┌──
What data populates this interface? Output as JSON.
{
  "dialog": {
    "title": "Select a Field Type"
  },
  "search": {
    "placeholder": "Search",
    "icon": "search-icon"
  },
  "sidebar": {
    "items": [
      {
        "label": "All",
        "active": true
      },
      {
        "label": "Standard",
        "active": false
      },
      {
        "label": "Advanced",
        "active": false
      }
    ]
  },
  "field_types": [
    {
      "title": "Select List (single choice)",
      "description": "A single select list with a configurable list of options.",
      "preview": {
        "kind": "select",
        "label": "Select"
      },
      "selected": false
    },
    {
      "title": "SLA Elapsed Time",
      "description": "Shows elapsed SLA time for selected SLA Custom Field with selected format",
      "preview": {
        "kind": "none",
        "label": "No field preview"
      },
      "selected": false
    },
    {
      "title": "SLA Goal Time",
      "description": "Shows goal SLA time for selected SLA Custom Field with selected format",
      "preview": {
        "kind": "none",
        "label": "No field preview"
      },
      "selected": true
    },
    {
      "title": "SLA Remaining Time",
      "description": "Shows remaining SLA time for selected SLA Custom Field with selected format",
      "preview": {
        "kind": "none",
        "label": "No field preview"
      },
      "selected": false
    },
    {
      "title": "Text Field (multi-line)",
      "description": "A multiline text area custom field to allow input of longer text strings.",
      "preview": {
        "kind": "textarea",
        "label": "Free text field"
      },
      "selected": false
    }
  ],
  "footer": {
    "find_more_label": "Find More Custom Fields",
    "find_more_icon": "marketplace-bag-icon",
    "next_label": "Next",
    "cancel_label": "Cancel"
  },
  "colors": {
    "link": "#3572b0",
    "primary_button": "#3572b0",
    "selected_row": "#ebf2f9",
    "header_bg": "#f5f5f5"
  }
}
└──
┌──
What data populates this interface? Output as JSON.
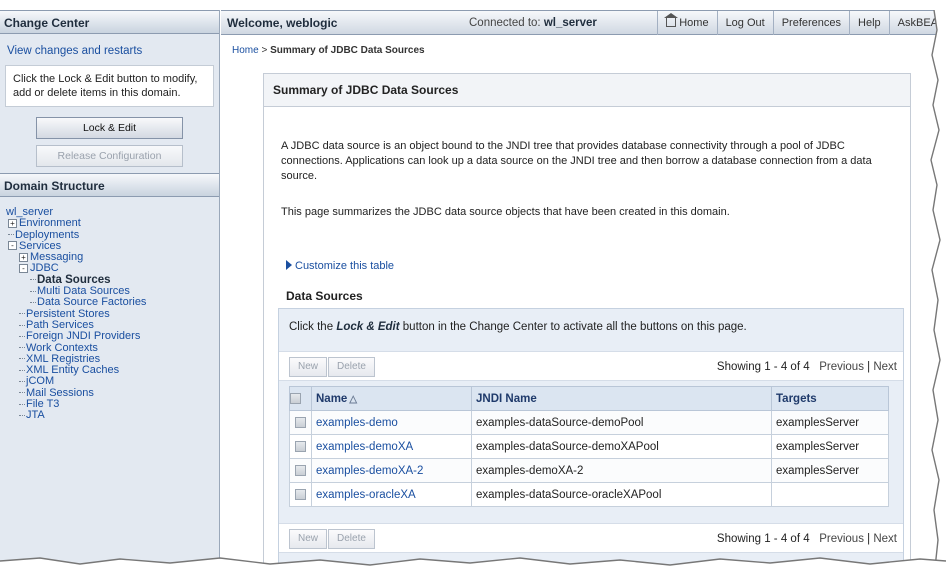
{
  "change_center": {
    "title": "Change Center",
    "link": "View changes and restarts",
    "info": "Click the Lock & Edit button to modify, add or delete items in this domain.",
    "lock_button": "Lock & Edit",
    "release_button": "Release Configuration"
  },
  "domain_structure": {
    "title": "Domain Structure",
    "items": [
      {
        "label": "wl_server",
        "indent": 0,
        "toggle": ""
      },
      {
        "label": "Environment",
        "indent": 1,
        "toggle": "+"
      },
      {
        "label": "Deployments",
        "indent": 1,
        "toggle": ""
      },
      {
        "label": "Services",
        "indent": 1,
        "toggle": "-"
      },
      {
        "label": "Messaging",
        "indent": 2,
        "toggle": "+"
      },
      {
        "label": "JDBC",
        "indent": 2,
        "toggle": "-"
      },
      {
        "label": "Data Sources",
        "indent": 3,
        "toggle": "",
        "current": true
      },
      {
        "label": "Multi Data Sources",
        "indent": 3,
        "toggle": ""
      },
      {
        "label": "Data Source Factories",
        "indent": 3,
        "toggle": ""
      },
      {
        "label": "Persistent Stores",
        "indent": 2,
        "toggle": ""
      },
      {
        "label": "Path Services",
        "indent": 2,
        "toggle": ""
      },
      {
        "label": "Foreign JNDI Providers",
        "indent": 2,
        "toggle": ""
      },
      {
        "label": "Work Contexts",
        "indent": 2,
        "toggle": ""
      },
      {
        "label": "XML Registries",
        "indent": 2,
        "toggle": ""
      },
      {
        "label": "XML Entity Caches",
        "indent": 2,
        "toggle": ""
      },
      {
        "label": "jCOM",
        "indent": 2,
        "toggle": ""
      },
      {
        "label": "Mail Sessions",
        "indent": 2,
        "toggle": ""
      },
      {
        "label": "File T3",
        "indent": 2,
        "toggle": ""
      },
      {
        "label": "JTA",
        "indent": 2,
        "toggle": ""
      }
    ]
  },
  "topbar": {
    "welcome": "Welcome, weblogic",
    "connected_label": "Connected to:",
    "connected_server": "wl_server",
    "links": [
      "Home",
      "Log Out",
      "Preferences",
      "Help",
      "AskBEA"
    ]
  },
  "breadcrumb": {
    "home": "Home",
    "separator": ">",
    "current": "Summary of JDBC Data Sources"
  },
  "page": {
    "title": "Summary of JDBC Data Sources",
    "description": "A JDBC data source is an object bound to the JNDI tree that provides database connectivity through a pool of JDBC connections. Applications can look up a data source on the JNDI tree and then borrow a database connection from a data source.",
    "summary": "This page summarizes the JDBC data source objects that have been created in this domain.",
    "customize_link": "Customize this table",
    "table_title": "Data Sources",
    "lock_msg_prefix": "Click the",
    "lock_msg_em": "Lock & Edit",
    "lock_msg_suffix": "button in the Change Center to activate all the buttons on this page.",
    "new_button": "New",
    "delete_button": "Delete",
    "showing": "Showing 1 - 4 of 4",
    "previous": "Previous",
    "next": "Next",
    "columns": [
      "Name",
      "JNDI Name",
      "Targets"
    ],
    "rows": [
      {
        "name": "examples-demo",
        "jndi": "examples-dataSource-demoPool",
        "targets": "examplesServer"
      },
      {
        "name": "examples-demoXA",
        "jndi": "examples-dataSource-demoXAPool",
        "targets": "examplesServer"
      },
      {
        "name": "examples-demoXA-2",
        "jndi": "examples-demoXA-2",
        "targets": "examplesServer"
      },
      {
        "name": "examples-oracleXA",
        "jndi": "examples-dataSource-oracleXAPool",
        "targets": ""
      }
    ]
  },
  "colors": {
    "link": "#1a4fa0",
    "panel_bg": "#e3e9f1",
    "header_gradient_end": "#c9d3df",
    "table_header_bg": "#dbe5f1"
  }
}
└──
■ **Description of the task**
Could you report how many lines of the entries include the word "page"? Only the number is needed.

■ **Task response**
3